Start of EXTRACTED INFORMATION
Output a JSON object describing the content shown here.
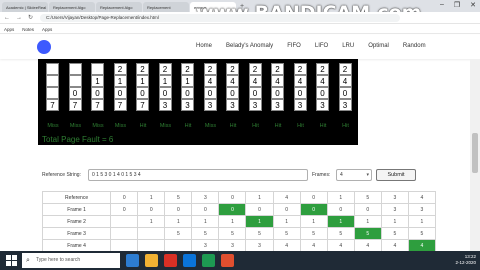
{
  "browser": {
    "tabs": [
      "Academic | SlideeReal",
      "Replacement Algo",
      "Replacement Algo",
      "Replacement",
      "ecosys"
    ],
    "new_tab": "+",
    "url": "C:/Users/Vijayan/Desktop/Page-Replacement/index.html",
    "bookmarks": [
      "Apps",
      "Notes",
      "Apps"
    ],
    "window_controls": [
      "–",
      "❐",
      "✕"
    ]
  },
  "watermark": "www.BANDICAM.com",
  "site": {
    "nav": [
      "Home",
      "Belady's Anomaly",
      "FIFO",
      "LIFO",
      "LRU",
      "Optimal",
      "Random"
    ]
  },
  "visualization": {
    "columns": [
      {
        "frames": [
          "",
          "",
          "",
          "7"
        ],
        "status": "Miss"
      },
      {
        "frames": [
          "",
          "",
          "0",
          "7"
        ],
        "status": "Miss"
      },
      {
        "frames": [
          "",
          "1",
          "0",
          "7"
        ],
        "status": "Miss"
      },
      {
        "frames": [
          "2",
          "1",
          "0",
          "7"
        ],
        "status": "Miss"
      },
      {
        "frames": [
          "2",
          "1",
          "0",
          "7"
        ],
        "status": "Hit"
      },
      {
        "frames": [
          "2",
          "1",
          "0",
          "3"
        ],
        "status": "Miss"
      },
      {
        "frames": [
          "2",
          "1",
          "0",
          "3"
        ],
        "status": "Hit"
      },
      {
        "frames": [
          "2",
          "4",
          "0",
          "3"
        ],
        "status": "Miss"
      },
      {
        "frames": [
          "2",
          "4",
          "0",
          "3"
        ],
        "status": "Hit"
      },
      {
        "frames": [
          "2",
          "4",
          "0",
          "3"
        ],
        "status": "Hit"
      },
      {
        "frames": [
          "2",
          "4",
          "0",
          "3"
        ],
        "status": "Hit"
      },
      {
        "frames": [
          "2",
          "4",
          "0",
          "3"
        ],
        "status": "Hit"
      },
      {
        "frames": [
          "2",
          "4",
          "0",
          "3"
        ],
        "status": "Hit"
      },
      {
        "frames": [
          "2",
          "4",
          "0",
          "3"
        ],
        "status": "Hit"
      }
    ],
    "fault_text": "Total Page Fault = 6"
  },
  "controls": {
    "reference_label": "Reference String:",
    "reference_value": "0 1 5 3 0 1 4 0 1 5 3 4",
    "frames_label": "Frames:",
    "frames_value": "4",
    "submit_label": "Submit"
  },
  "table": {
    "header_label": "Reference",
    "references": [
      "0",
      "1",
      "5",
      "3",
      "0",
      "1",
      "4",
      "0",
      "1",
      "5",
      "3",
      "4"
    ],
    "rows": [
      {
        "label": "Frame 1",
        "cells": [
          "0",
          "0",
          "0",
          "0",
          "0",
          "0",
          "0",
          "0",
          "0",
          "0",
          "3",
          "3"
        ],
        "hits": [
          4,
          7
        ]
      },
      {
        "label": "Frame 2",
        "cells": [
          "",
          "1",
          "1",
          "1",
          "1",
          "1",
          "1",
          "1",
          "1",
          "1",
          "1",
          "1"
        ],
        "hits": [
          5,
          8
        ]
      },
      {
        "label": "Frame 3",
        "cells": [
          "",
          "",
          "5",
          "5",
          "5",
          "5",
          "5",
          "5",
          "5",
          "5",
          "5",
          "5"
        ],
        "hits": [
          9
        ]
      },
      {
        "label": "Frame 4",
        "cells": [
          "",
          "",
          "",
          "3",
          "3",
          "3",
          "4",
          "4",
          "4",
          "4",
          "4",
          "4"
        ],
        "hits": [
          11
        ]
      }
    ]
  },
  "taskbar": {
    "search_placeholder": "Type here to search",
    "time": "13:22",
    "date": "2-12-2020"
  }
}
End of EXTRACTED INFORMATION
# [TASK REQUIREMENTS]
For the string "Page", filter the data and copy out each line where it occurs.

# [ANSWER BOX]
    "url": "C:/Users/Vijayan/Desktop/Page-Replacement/index.html",
    "fault_text": "Total Page Fault = 6"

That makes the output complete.